Supplied material Start Marker
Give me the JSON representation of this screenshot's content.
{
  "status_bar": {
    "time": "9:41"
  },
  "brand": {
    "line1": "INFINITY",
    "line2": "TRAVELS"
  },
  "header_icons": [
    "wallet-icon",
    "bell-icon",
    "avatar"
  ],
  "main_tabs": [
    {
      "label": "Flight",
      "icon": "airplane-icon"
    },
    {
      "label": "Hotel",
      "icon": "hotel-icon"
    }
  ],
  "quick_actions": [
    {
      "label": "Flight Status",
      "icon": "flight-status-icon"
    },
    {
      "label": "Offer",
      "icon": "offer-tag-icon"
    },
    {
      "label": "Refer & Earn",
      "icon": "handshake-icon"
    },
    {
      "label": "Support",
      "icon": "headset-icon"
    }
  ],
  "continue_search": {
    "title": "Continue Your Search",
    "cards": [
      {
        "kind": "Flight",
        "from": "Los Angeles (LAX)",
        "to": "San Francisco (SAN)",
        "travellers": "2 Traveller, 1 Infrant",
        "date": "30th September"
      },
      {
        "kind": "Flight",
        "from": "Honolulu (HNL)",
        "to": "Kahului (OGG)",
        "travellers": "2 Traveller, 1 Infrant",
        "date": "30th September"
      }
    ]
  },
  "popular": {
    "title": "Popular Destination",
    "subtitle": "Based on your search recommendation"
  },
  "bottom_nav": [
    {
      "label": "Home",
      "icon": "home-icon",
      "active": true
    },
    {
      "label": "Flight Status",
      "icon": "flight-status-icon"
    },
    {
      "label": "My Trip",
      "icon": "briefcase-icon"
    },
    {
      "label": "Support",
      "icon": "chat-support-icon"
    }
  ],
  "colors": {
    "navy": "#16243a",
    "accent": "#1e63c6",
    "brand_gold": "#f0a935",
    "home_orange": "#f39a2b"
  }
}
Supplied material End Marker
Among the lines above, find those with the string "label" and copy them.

      "label": "Flight",
      "label": "Hotel",
      "label": "Flight Status",
      "label": "Offer",
      "label": "Refer & Earn",
      "label": "Support",
      "label": "Home",
      "label": "Flight Status",
      "label": "My Trip",
      "label": "Support",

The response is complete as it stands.